SKILLS At the end of the course, students will be able: to consider ancient philosophical texts within their proper historical-critical perspective; to approach them from viable hermeneutical points of view; and to judge critically and by themselves the subjects and the authors treated in classes. This will also enable them to compare some topics of ancient philosophy with contemporary subjects and authors. Students will also develop the capacity to communicate philosophical contents to specialists and non-specialists alike, and the capacity to continue their studies at a higher level.
Title and content of the course: "Appearance and truth in ancient philosophy".
In ancient thought, the link between appearance and truth implies a dialectic between an inner (mostly invisible) and an outer (or visible) dimension. Such distinction is attested in Greek culture since the Homeric poems and archaic lyric, is developed among the Pythagoreans and the Sophists becomes important with Socrates and the first-generation Socratics (including Plato and Xenophon), and is then tackled by Aristotle. We will examine the seminal moments of this development, delving into topics largely debated in ancient philosophy such as the dialectic between opinion and knowledge, the coincidence of virtue and beauty, and the link between ethos and pathos.
The course will provide a shared reading of texts dealing with the relationship between appearance and truth in ancient philosophy: students will be involved in discussing these texts and, where possible, developing a critical approach to them.
TEXTS TO BE READ FOR THE ORAL EXAM:
A) A. Stavru, Il potere dell’apparenza, Napoli, Loffredo 2011.
B) Course reserve with texts by Euripides, Gorgias, Plato, Xenophon, Aristotle, and secondary literature dealing with the topics and the authors discussed in class. The course reserve is available at the copy shop ateneo æmme edizioni, Lungadige Porta Vittoria, 37.
Non-attending students will bring the same texts as attending students, to which they will add one more text (to be agreed with the instructor).
|Alessandro Stavru||Il potere dell'apparenza||Loffredo||2011|
Teaching method: The course will be held in accordance with the provisions on COVID-19 issued by the University of Verona. The course includes lessons and seminars in which texts will be read and discussed. Attendance is therefore useful, but not mandatory. Given the unpredictability of the health emergency, lessons will be recorded via panopto/e-learning/zoom and uploaded on the Moodle platform. In case of specific provisions issued by the University of Verona, these lessons may eventually replace the teaching in presence.
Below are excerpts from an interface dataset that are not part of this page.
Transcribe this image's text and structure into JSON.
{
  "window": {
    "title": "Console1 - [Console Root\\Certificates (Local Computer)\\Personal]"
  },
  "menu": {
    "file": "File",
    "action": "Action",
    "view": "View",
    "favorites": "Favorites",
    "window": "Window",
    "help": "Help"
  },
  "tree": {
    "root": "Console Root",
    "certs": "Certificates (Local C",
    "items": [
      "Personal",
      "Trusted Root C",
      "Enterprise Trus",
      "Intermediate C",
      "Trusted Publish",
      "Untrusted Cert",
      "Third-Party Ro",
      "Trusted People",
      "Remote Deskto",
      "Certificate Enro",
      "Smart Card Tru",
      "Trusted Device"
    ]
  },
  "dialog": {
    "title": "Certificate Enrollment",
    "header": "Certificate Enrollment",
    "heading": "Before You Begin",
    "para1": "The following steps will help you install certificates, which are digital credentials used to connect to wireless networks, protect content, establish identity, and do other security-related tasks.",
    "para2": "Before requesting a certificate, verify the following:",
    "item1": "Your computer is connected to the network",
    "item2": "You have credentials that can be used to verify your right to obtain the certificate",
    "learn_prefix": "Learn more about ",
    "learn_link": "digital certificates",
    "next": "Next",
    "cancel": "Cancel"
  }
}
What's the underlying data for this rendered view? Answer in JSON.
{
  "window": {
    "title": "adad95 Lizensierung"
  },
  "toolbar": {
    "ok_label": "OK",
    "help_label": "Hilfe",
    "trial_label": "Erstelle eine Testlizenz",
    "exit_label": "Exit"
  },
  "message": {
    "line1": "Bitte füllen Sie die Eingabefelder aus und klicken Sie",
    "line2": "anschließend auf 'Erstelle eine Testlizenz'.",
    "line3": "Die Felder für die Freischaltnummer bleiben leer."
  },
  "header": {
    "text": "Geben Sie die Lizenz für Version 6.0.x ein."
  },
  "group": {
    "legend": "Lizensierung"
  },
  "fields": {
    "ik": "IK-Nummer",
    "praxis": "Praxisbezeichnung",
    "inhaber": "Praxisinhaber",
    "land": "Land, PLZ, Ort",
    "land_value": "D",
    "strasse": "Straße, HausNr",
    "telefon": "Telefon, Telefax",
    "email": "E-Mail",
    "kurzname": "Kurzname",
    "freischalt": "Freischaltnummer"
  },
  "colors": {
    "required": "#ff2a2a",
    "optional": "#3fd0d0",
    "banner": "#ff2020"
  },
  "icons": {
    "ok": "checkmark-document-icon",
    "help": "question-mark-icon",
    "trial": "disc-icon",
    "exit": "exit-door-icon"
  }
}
Office hour: Throughout the academic year, the instructor is available either in his room, or via e-mail, or via Zoom/Skype.
Evaluation method: The student will be interviewed orally or via Zoom (depending on the developments of the health emergency). Students can choose a topic from which they can start their exam (such choice must be communicated to the teacher by e-mail at least one week before the date of the exam).